The optional Dynamic Stability Control (DSC) works effectively, yet allows the driver to work the tires without intruding. The RX-8 wasn't completely forgiving when driven hard on an autocross circuit. We found with too much throttle the Mazda would understeer (the front tires plowing, and the car going straight instead of turning). When we pushed it still harder, driving like hacks, the DSC would kick in to limit the understeer. What we learned is that the DSC is programmed to tolerate small errors but saves you from the big ones. In other words, it will let you get away with two feet of understeer in a curve, but not six feet.
And when DSC does take over, it uses the brakes, slowing one or more wheels as needed to correct the imbalance. The electronic stability control systems in some other cars correct skidding by closing the throttle, which skilled drivers find intrusive. The RX-8's DSC will eventually cut the throttle too, but not so early that it frustrates you.
When we switched the DSC off, we discovered two things that together seem paradoxical: how good the DSC is (because we could barely feel it when it was on), and how superb the balance of the RX-8 is when driven in its natural state.
The Mazda RX-8 is a unique sports car. Its four-seat, four-door configuration is an original design that works. The rotary engine is super smooth, simple, high-revving and almost indestructible. It's complemented by a beautiful six-speed gearbox and great brakes. The RX-8 is a great sports car with an innovative approach and admirable engineering.
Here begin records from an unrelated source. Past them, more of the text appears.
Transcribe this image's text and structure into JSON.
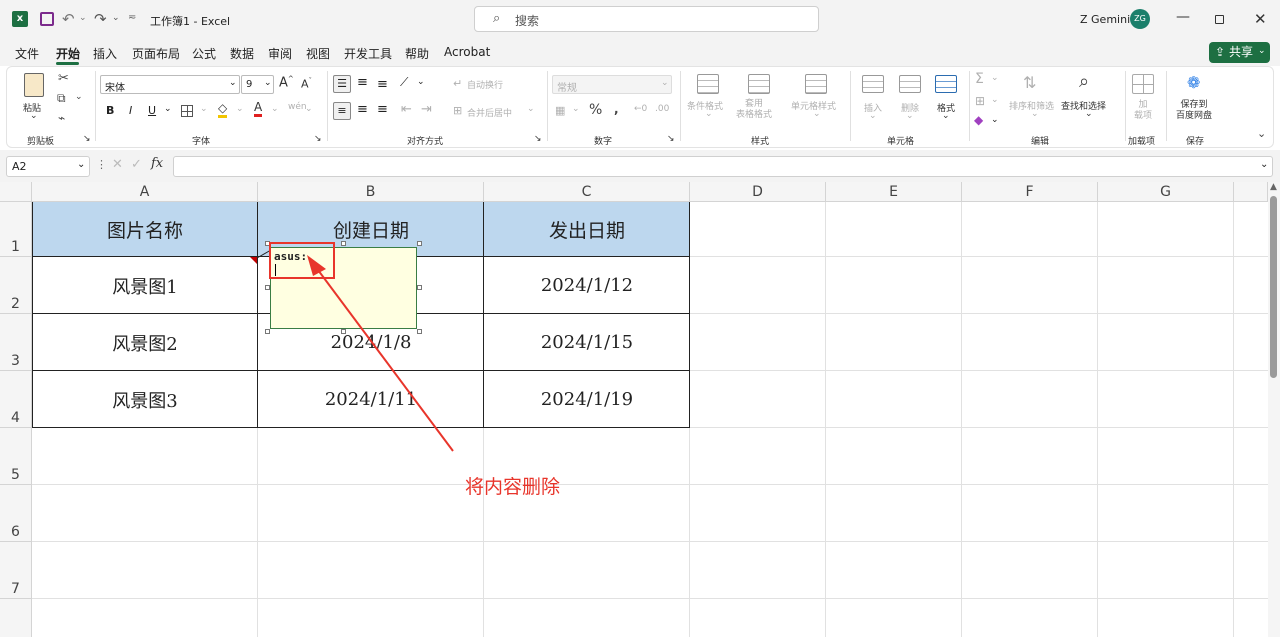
{
  "titlebar": {
    "doc_title": "工作簿1 - Excel",
    "search_placeholder": "搜索",
    "user_name": "Z Gemini",
    "user_initials": "ZG"
  },
  "menu": {
    "items": [
      "文件",
      "开始",
      "插入",
      "页面布局",
      "公式",
      "数据",
      "审阅",
      "视图",
      "开发工具",
      "帮助",
      "Acrobat"
    ],
    "active": "开始",
    "share_label": "共享"
  },
  "ribbon": {
    "clipboard": {
      "paste": "粘贴",
      "group": "剪贴板"
    },
    "font": {
      "name": "宋体",
      "size": "9",
      "bold": "B",
      "italic": "I",
      "underline": "U",
      "group": "字体"
    },
    "alignment": {
      "wrap": "自动换行",
      "merge": "合并后居中",
      "group": "对齐方式"
    },
    "number": {
      "format": "常规",
      "group": "数字"
    },
    "styles": {
      "conditional": "条件格式",
      "table": "套用\n表格格式",
      "cell": "单元格样式",
      "group": "样式"
    },
    "cells": {
      "insert": "插入",
      "delete": "删除",
      "format": "格式",
      "group": "单元格"
    },
    "editing": {
      "sort": "排序和筛选",
      "find": "查找和选择",
      "group": "编辑"
    },
    "addins": {
      "label": "加\n载项",
      "group": "加载项"
    },
    "save": {
      "label": "保存到\n百度网盘",
      "group": "保存"
    }
  },
  "formula_bar": {
    "name_box": "A2",
    "fx": "fx",
    "value": ""
  },
  "sheet": {
    "columns": [
      "A",
      "B",
      "C",
      "D",
      "E",
      "F",
      "G"
    ],
    "rows": [
      "1",
      "2",
      "3",
      "4",
      "5",
      "6",
      "7"
    ],
    "table": [
      [
        "图片名称",
        "创建日期",
        "发出日期"
      ],
      [
        "风景图1",
        "",
        "2024/1/12"
      ],
      [
        "风景图2",
        "2024/1/8",
        "2024/1/15"
      ],
      [
        "风景图3",
        "2024/1/11",
        "2024/1/19"
      ]
    ],
    "header_color": "#bdd7ee",
    "comment_text": "asus:",
    "annotation_text": "将内容删除",
    "annotation_color": "#e8352b"
  }
}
NewCarTestDrive.com correspondent Sam Moses filed this report from Irvine, California, with Mitch McCullough reporting from Los Angeles.